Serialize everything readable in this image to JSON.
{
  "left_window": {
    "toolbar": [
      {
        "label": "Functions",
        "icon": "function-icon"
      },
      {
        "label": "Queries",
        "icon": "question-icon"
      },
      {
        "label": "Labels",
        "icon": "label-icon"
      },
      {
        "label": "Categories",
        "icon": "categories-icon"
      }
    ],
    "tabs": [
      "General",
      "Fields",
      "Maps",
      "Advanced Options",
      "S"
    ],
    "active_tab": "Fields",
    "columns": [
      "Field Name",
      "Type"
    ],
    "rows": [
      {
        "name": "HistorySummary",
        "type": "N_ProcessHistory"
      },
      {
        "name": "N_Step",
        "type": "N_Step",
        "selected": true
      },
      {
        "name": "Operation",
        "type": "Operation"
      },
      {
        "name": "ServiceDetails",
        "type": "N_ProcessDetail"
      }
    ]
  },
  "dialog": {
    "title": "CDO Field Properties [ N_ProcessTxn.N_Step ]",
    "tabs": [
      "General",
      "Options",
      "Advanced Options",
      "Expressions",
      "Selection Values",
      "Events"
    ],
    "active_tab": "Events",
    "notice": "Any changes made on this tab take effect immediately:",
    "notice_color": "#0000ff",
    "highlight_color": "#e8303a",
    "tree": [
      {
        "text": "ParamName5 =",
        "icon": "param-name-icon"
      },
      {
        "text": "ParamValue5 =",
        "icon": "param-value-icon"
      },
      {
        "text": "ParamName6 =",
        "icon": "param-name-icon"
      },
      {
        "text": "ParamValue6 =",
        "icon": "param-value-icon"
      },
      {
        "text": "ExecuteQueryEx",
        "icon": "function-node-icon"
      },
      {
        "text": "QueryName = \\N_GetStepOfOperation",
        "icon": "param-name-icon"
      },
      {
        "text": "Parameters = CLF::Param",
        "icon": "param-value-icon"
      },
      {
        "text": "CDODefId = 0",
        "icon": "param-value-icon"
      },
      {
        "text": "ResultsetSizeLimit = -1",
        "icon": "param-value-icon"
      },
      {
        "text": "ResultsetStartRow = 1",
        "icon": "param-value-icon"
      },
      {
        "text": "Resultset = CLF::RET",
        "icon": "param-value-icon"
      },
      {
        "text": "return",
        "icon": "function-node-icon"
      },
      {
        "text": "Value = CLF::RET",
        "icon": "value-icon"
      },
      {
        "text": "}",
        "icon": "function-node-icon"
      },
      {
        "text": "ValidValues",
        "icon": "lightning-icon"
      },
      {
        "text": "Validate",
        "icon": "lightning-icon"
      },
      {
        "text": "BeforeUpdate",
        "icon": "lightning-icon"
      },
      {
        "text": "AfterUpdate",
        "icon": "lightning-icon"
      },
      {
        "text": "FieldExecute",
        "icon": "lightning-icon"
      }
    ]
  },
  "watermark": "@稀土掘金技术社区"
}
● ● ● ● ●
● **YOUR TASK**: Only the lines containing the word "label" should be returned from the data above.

● **RESPONSE**:
        "label": "Functions",
        "label": "Queries",
        "label": "Labels",
        "icon": "label-icon"
        "label": "Categories",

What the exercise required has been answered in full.